When Toni Zink declared that God told her she was going to be a doctor one day her mother had every reason to be skeptical. Her daughter was only 4 years old. But then again, Toni Zink was a determined young lady who never let something as inconsequential as youth get in the way of destiny. Nor were their modest circumstances an impediment. At the time, Toni and her mom, a secretary, were living in a converted garage — essentially a shack with a tin roof — in her grandmother’s backyard in Houston’s impoverished Fifth Ward. Even so, the two dreamed big. It paid off. Toni Zink not only became a physician, she became a Community Health Center physician, at Samuel U. Rodgers Health Center in Kansas City, MO.
“My mother believed me — that’s the crazy part,” says Zink. “It’s one thing to believe in yourself, it’s another to have someone you love believe in you. She could have led me to a more practical career. She didn’t look at our physical circumstances and tell me we couldn’t afford education. What she did say is, ‘Okay, we’ll get you there.’”
Zink’s mother, Vivian Savoy, remembers that moment to the slightest detail — how they were sitting on the bed, working on a school project. Toni, a quiet, studious child, who always chose her words carefully, described her plan in unusual detail — she would study hard and become a doctor and make sure her family would have everything that they needed.
“You never know what a child wants to become,” says Savoy. “There are millions of Tonis out there, children with dreams and who are smart but live in poverty and don’t know that it’s a big world out there. I was determined that if my daughter wanted to be a doctor I would do everything in my power to make that happen for her. And that’s what I told her.”
Dr. Zink’s early experiences as a child visiting her local health center helped shape her inspiration toward a medical career. Generations of her family went to the health center for care.
“Our health center, the Lyon’s Clinic, was right down the street,” Zink recalls. “My whole family went there and we paid on a sliding fee scale. Everyone in that clinic lived in that neighborhood, including the people who worked there. It was a family atmosphere. People smiled at us when we walked through the door and went to go sit in the orange chairs in the waiting room. I felt supported. It seemed like we weren’t alone in our situation and that stayed with me.”
Dr. Zink found supportive influences throughout her formative years that helped her stay on a path to a medical career – like her stepfather, who provided love and support; public school teachers also recognized in the young student a precocious intellect. Ms. Savoy remembers Toni’s fourth grade teacher taking her aside to tell her that Zink was going to be valedictorian of the elementary school. The teacher advised Savoy that this was the time for her to consider sending her daughter to the prestigious college preparatory Kinkaid school across town, where she could thrive and be challenged academically. Not only was Zink accepted, she received a full scholarship. At the Kinkaid school Zink also found a mentor in the parent of a classmate, a doctor named Meredith Morgan, who encouraged Zink’s interest in medicine. Zink worked at his practice one summer and he took her under his wing. After graduation, Zink attended the University of Pennsylvania on a full scholarship (she is the first grandchild to earn a college degree) and completed medical school at Howard University.
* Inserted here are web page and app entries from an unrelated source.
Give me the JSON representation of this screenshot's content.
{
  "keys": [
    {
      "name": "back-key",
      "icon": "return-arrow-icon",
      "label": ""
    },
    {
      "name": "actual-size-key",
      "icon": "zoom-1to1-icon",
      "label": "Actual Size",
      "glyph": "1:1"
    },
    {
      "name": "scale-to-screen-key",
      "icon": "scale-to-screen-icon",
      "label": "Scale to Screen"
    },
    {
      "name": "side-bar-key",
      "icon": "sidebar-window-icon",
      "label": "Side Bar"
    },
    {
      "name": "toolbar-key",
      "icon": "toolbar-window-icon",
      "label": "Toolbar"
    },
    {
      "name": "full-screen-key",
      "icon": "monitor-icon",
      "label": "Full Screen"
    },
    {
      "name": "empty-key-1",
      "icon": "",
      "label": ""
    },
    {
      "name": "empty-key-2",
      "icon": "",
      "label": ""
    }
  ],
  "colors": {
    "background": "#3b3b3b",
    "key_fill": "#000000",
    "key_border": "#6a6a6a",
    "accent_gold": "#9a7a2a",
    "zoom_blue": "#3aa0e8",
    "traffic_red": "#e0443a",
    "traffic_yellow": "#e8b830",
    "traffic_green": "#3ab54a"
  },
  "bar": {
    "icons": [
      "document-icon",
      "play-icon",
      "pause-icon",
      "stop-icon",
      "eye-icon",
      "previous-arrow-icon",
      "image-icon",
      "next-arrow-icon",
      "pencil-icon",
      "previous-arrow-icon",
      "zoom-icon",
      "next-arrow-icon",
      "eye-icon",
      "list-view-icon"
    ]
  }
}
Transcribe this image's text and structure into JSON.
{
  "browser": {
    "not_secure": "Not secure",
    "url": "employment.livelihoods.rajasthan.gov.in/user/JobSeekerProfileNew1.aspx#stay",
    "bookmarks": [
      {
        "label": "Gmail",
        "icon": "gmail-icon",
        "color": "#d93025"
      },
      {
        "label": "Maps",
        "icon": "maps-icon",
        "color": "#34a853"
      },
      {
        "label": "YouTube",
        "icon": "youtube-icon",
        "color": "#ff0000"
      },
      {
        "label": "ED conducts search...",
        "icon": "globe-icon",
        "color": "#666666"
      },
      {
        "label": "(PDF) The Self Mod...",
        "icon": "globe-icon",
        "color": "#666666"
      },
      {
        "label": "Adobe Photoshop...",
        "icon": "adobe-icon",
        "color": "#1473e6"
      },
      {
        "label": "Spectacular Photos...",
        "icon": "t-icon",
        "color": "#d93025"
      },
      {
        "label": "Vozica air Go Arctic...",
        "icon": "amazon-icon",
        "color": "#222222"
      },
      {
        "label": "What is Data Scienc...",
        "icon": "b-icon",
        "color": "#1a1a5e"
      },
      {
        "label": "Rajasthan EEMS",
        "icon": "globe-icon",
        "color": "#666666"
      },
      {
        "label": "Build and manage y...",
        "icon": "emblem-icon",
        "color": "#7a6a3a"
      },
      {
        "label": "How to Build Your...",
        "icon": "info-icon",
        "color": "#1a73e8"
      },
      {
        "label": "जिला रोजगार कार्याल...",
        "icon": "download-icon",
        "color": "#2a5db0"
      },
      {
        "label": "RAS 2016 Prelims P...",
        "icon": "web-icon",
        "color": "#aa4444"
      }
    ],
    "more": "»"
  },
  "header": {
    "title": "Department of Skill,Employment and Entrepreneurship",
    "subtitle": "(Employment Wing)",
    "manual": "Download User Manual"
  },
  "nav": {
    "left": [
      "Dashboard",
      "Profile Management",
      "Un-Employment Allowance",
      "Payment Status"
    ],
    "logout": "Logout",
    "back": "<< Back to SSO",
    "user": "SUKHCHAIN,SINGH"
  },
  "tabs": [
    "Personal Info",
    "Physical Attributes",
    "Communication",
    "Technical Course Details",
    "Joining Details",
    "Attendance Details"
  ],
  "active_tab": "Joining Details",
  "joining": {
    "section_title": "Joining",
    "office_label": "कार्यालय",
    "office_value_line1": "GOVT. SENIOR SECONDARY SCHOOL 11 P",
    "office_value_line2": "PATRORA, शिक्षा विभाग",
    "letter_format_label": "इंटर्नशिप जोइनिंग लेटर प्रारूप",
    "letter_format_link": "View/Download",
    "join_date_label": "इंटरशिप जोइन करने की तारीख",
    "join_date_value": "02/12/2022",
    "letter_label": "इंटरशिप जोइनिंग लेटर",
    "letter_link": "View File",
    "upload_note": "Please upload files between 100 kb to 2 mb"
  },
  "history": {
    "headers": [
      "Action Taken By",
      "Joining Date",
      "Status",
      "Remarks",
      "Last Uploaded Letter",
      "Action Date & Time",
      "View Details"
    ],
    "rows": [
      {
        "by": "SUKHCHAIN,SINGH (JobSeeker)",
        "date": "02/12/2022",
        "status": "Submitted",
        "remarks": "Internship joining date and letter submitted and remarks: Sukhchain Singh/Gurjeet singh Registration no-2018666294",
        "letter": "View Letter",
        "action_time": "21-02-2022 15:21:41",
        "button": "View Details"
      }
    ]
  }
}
Now, as a health center physician, it would seem like Zink’s life has come full circle, but there is still much left for her to do. “To whom much is given, much is required,” she says, underscoring that her work is also focused on mentoring and encouraging other young minds to follow their path, whether it’s speaking at a mentoring program at the local YMCA or talking to one of her patients. “Whenever someone asks me to speak, I am there. It just takes a few words to change the trajectory of someone’s life. I would not be here if not for my parents and the resources I was given. I need to pay it forward.”
Zink adds that her favorite days at Samuel U. Rodgers Health are Thursdays when the health center sees refugees — patients from all over the world. “A lot of our patients are from war-torn countries and they have PTSD and many problems as a result of the violence they have been exposed to. We also provide services like behavioral health. Preventive care is not something that they are familiar with, so we have to explain the value of getting immunizations, paps smears, etc. We try to provide for every patient who comes through our doors and treat them with dignity and respect. I remember what that was like as a child visiting a health center. To see providers who looked like me, who smiled at me — it was inspiring. So I talk to those kids who come in and I ask them what they want to be when they grow up. I don’t think we ask kids that often enough. You never know what a child is to become. I am living proof of that.”
Postscript: Dr. Zink believes that one’s quest to improve personal and professional growth is lifelong. She recently completed Harvard University’s prestigious Leadership Strategies for Evolving Health Care Executives program and is working to become a Chief Medical Officer. She is also awaiting approval to become a Civil Surgeon (a licensed physician certified by the U.S. Citizenship and Immigration Services) to better serve Missouri’s refugee community.